▶ What you will do:
Copy each line of the data below in which the word "size" can be found.

(Excerpts from a dataset)
[Start of Attachment]
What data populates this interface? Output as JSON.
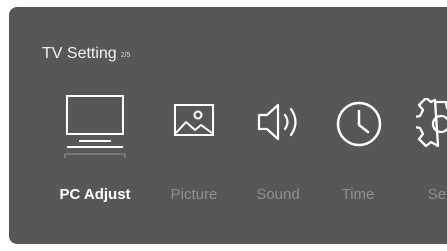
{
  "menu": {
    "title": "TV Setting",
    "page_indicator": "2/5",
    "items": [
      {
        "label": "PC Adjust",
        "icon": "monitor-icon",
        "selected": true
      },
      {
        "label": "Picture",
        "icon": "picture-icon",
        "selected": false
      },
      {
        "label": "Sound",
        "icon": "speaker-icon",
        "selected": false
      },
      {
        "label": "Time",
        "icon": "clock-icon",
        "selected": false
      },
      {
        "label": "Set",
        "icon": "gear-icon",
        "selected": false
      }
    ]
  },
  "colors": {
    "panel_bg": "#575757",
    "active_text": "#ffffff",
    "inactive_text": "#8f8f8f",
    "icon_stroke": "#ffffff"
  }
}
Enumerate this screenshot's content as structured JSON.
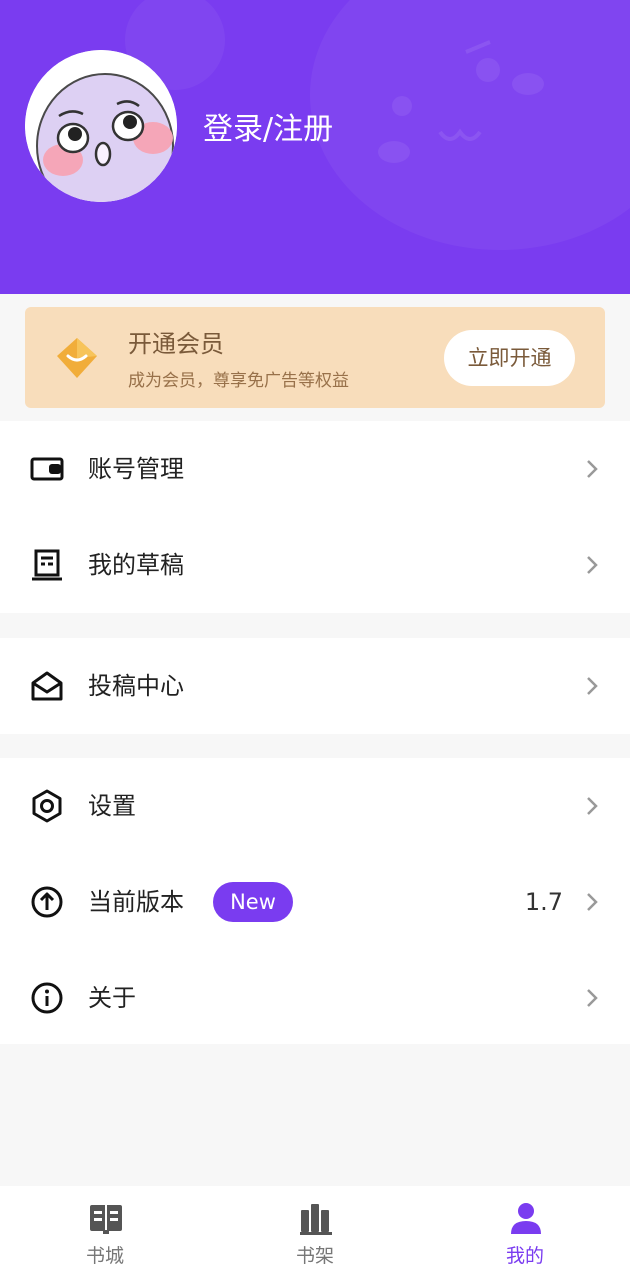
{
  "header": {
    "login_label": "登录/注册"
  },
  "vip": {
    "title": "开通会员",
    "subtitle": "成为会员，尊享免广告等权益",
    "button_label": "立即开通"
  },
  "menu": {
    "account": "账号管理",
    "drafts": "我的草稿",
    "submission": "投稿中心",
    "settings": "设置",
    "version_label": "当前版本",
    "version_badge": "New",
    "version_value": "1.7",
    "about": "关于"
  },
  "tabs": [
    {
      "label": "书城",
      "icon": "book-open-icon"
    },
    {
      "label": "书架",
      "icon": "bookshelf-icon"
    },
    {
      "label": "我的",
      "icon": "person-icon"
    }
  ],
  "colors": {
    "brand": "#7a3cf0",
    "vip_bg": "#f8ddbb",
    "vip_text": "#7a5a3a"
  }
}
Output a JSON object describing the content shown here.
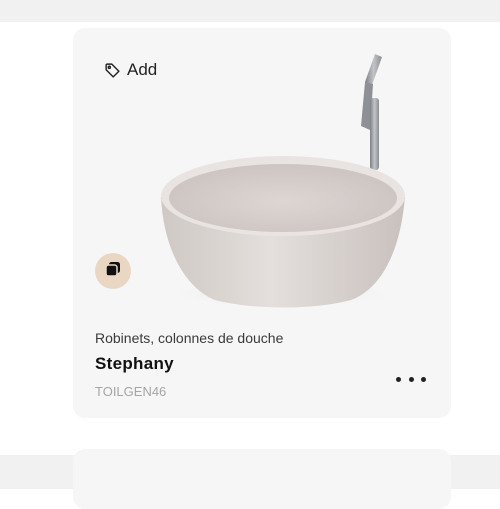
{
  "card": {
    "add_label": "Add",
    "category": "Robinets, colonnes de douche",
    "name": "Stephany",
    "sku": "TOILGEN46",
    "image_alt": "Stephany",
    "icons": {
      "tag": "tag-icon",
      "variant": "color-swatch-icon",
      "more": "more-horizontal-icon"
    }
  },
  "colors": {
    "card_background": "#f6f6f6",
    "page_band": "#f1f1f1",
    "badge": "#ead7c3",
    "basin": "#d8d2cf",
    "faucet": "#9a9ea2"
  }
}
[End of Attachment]
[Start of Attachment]
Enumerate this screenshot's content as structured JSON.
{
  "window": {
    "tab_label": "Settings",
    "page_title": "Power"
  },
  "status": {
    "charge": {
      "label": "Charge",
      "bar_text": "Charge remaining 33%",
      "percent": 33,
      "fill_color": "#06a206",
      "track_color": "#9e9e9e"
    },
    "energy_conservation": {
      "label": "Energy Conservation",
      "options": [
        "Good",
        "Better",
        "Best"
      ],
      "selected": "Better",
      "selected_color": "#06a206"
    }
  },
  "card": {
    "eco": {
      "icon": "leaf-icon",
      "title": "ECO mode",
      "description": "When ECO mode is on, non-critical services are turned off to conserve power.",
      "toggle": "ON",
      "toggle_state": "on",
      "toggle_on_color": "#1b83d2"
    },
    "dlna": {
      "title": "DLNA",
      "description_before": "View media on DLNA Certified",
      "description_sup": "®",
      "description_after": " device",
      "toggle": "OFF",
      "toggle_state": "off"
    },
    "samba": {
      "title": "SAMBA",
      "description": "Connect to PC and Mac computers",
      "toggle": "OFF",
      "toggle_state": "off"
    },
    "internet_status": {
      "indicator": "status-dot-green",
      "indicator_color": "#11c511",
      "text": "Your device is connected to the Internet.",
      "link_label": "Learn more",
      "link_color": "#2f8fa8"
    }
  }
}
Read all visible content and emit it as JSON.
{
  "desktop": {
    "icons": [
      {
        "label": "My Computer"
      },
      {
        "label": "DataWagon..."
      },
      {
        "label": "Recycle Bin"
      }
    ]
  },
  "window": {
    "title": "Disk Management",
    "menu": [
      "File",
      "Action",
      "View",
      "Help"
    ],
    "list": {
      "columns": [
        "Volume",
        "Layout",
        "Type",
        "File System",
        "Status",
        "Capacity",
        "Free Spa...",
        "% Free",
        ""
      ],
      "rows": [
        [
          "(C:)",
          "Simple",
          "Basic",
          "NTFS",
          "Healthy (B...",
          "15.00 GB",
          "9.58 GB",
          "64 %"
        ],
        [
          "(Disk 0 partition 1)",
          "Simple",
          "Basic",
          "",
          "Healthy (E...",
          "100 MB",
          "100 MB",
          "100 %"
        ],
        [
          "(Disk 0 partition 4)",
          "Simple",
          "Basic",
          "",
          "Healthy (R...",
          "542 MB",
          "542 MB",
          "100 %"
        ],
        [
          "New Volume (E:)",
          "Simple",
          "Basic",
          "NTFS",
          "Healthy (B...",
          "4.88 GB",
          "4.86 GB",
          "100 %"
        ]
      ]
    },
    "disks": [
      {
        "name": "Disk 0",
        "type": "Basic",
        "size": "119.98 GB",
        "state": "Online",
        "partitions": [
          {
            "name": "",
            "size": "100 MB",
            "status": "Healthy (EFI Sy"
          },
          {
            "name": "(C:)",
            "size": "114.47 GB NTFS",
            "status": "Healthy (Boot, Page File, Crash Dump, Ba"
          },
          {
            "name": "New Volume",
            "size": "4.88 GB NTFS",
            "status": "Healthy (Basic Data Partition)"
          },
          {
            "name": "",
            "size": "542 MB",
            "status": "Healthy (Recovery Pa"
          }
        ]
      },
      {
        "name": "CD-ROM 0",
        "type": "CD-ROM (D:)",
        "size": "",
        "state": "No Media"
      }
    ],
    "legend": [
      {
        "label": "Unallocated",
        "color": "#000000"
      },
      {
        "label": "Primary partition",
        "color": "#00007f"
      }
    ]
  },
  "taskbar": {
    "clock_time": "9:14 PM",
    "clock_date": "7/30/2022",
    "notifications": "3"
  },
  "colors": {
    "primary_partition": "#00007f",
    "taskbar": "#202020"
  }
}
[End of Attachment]
▶ Response to the task:
        "size": "119.98 GB",
            "size": "100 MB",
            "size": "114.47 GB NTFS",
            "size": "4.88 GB NTFS",
            "size": "542 MB",
        "size": "",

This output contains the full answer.